#### [Exercise instructions]
Given the listing below, the answer must be only the number of lines containing the string "each".

■ ■ ■ ■ ■

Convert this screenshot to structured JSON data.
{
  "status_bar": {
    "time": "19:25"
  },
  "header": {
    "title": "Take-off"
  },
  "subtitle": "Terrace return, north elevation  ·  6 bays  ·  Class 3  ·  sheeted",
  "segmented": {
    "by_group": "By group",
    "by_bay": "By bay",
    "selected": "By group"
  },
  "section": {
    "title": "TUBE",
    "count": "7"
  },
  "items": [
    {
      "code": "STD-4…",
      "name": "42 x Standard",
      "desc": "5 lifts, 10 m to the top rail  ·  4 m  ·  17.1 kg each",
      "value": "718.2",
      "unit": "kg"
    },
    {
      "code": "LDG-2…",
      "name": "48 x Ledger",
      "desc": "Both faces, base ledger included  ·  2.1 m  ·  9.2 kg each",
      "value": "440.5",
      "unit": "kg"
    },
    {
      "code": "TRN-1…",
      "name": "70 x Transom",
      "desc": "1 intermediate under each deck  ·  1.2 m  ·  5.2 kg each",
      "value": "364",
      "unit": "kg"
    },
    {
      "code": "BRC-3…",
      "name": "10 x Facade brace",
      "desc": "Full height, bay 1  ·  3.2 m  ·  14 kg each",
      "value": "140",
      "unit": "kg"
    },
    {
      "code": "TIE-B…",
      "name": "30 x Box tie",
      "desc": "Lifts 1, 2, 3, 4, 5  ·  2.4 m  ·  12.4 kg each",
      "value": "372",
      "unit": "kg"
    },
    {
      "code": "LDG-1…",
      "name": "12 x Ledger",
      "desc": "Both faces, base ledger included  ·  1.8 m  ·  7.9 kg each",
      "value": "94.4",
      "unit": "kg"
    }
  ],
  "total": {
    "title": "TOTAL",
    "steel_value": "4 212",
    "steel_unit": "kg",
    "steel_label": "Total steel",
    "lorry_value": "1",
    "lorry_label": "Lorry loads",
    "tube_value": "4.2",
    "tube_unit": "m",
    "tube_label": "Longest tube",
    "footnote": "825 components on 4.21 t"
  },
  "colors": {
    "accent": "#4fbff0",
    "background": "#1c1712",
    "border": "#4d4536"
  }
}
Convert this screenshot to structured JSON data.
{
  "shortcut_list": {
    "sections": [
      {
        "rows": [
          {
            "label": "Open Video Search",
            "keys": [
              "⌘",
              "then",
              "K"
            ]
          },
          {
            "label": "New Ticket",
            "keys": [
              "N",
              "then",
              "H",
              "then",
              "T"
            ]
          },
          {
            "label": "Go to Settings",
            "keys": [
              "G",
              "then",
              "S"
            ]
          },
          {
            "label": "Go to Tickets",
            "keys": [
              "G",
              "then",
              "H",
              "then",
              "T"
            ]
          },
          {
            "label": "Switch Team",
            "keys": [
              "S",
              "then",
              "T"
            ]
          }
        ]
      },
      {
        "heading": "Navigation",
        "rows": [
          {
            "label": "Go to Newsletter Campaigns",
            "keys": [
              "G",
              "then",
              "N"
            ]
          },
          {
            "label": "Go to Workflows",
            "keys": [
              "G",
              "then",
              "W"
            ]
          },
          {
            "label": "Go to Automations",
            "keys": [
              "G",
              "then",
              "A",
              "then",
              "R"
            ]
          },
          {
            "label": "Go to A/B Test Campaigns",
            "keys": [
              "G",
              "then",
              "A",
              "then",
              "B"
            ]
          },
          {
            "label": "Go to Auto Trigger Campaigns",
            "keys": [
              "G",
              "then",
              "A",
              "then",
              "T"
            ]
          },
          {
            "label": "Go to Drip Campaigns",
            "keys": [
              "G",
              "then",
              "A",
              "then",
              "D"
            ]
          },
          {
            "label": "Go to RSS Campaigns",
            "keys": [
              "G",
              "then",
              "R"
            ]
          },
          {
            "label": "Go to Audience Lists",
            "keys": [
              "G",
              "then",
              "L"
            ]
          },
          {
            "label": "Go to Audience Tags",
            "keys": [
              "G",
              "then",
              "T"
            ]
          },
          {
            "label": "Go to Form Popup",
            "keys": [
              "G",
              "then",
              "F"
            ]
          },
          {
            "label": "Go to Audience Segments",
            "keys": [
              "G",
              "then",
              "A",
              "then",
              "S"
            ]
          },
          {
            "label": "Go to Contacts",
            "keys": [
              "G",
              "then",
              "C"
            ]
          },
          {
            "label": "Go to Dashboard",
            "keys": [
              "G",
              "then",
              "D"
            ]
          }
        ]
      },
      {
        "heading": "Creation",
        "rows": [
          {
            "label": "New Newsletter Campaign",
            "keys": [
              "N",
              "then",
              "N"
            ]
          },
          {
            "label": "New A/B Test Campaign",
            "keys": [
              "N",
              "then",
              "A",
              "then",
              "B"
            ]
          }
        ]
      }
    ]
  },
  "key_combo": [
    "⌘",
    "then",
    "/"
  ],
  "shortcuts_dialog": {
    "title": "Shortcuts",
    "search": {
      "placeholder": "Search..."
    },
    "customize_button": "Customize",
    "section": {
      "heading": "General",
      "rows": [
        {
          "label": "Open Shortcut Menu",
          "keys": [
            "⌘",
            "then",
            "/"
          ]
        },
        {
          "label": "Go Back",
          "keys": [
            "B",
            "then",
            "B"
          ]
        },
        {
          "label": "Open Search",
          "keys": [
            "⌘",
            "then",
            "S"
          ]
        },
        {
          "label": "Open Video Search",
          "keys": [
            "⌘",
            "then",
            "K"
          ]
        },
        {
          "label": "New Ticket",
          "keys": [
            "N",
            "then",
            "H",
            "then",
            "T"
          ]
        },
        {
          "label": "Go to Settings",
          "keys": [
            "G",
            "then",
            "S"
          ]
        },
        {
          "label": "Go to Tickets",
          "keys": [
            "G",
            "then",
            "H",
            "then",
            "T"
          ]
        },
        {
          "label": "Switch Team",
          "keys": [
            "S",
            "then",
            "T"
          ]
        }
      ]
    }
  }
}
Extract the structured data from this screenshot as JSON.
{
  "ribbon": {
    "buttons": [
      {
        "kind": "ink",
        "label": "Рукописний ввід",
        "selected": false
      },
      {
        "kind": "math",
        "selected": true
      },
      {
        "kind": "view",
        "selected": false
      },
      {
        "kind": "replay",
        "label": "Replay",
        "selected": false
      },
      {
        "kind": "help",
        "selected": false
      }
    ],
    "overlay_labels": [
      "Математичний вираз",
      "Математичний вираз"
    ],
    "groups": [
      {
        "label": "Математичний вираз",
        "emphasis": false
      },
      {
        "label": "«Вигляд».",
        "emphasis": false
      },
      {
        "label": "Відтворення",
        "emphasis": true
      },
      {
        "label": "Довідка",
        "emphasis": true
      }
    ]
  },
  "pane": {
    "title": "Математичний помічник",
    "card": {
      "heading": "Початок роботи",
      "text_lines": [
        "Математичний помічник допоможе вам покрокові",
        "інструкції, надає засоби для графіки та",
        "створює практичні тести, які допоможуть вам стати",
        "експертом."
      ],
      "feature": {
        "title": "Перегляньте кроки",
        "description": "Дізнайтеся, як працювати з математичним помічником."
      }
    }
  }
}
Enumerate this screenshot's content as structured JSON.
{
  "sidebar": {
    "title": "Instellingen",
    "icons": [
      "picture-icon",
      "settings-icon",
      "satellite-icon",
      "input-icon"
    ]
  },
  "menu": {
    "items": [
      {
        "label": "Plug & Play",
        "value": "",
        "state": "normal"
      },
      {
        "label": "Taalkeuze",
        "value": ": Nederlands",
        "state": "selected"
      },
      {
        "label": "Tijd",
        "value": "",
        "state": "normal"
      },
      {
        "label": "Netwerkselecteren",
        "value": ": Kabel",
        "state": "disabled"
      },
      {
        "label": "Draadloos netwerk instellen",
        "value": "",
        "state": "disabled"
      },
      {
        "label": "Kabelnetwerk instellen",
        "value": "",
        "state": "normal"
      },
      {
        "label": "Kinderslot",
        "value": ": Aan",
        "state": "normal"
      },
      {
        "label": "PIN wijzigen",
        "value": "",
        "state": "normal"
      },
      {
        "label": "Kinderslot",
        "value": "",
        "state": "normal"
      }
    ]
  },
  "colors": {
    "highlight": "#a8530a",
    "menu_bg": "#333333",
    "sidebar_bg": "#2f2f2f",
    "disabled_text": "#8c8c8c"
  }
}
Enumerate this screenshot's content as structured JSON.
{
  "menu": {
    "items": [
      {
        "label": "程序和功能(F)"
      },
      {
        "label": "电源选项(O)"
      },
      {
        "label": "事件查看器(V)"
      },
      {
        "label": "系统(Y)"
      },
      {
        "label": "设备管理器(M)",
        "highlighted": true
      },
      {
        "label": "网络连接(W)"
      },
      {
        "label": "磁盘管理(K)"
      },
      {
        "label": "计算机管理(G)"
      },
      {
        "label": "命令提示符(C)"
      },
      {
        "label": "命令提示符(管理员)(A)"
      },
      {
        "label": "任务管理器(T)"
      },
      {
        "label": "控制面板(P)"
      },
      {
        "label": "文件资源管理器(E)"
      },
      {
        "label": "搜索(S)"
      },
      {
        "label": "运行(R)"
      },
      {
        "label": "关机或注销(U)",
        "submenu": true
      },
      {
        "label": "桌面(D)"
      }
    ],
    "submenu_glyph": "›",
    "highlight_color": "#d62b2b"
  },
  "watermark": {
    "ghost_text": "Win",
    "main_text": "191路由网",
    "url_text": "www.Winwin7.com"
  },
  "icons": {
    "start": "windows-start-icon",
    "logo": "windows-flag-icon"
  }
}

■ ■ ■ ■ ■

#### [Your response]
6